Paralysis Can Create Lifelong Medical Needs And Expenses

As you and your family know all too well if you were paralyzed in an accident or due to medical malpractice, paralysis is far more than an inconvenience or a tragic turn of events. Being paralyzed, for most people who suffer from this disability, does not simply mean an inability to walk or use one’s arms or legs as able-bodied people do. Paralysis — whether paraplegia, quadriplegia or even just paralysis of one arm, for example — all too often brings with it a seemingly unending list of complications, challenges and special needs such as:

  • Mobility challenges: These are the most noticeable effects of paralysis.
  • A need for special equipment, perhaps including a wheelchair, a mechanized lift to use for getting in and out of bed, a modified van and adaptive devices like speech-activated computer software
  • Secondary conditions, perhaps including autonomic dysreflexia, frequent bladder infections, bowel irregularity, depression, chronic pain, respiratory complications, sexual dysfunction and many others

One blog writer poignantly described the experience of living with paralysis in this way:

I’m not just paralyzed, I’m imprisoned.

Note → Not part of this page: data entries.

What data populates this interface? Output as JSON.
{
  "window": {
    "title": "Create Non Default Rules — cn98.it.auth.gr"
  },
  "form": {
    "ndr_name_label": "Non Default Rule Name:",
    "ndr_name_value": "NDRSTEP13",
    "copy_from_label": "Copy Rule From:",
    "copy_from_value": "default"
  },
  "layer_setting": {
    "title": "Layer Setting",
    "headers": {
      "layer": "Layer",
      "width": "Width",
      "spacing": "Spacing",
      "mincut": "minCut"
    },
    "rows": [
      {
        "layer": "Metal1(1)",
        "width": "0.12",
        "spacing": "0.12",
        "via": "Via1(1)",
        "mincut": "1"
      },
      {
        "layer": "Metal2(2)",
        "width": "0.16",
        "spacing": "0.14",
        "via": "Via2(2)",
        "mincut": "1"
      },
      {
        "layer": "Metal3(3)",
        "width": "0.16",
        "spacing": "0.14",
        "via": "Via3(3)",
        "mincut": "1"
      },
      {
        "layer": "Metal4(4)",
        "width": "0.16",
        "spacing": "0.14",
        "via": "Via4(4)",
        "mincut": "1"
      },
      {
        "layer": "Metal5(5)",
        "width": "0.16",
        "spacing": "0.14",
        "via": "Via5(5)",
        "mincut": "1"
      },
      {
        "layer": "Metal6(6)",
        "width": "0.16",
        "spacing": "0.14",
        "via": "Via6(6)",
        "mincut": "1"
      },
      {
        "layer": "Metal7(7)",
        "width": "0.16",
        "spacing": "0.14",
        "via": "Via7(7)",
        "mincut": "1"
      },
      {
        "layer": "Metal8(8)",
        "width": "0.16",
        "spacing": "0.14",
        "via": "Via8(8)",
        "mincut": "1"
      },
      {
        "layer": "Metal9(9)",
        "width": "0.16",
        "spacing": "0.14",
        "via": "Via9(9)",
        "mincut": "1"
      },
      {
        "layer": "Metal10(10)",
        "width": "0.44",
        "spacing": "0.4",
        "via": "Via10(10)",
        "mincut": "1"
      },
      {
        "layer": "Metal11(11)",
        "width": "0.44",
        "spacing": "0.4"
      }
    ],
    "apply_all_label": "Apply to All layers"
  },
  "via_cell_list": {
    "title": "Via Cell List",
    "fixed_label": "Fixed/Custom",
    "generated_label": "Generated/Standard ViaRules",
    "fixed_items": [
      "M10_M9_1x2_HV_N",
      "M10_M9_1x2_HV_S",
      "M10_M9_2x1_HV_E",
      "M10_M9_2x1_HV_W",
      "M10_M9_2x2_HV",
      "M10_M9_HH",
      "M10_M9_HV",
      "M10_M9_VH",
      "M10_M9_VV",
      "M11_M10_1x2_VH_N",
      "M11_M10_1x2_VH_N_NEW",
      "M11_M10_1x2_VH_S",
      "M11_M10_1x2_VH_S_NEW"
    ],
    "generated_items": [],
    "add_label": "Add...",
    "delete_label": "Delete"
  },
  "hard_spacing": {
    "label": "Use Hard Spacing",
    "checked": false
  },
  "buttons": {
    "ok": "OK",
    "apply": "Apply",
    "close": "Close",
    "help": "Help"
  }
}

I’m cut off from 85% of my body … Unfortunately, I do feel phantom pains, pressure and discomfort … My spinal cord injury stole my ability to be self sufficient in a matter of seconds …. My injury has left me feeling constantly vulnerable, anxious, depressed … and scared. (Source:

Spinal Cord Injuries Sometimes Lead To Other Conditions

Any degree of paralysis, whether caused by spinal cord injury or brain injury, is catastrophic. Some cases involve even more severe variations of complications such as:

  • Cauda equina syndrome (CES), resulting in loss of function of the lumbar plexus — nerve roots of the spinal canal below the spinal cord. Cauda equina can be caused by a neurological condition or by direct trauma. Complications include urinary retention in more than half of patients with CES. Prompt diagnosis and treatment are critical to maximizing recovery.
  • Locked-in syndrome, a condition that leaves a sufferer unable to move or communicate even when awake. Locked-in syndrome sufferers have their mental faculties intact but are unable to move other than by eye movements. (Some also have paralyzed eyes.) Adaptive computer software can allow for slow but complex communication.

If Britcher Leone, LLC, represents you after a catastrophic accident or a doctor’s failure to diagnose a stroke in a timely manner, you can count on a thorough investigation and aggressive advocacy. Our New Jersey lawyers are highly experienced in all aspects of personal injury cases, including:

  • Life care planning and analysis by economists as tools for estimating future care costs.
  • Wage loss replacement advocacy, including estimates of value of lost benefit packages, and detailed analysis of effects of an injury on employability.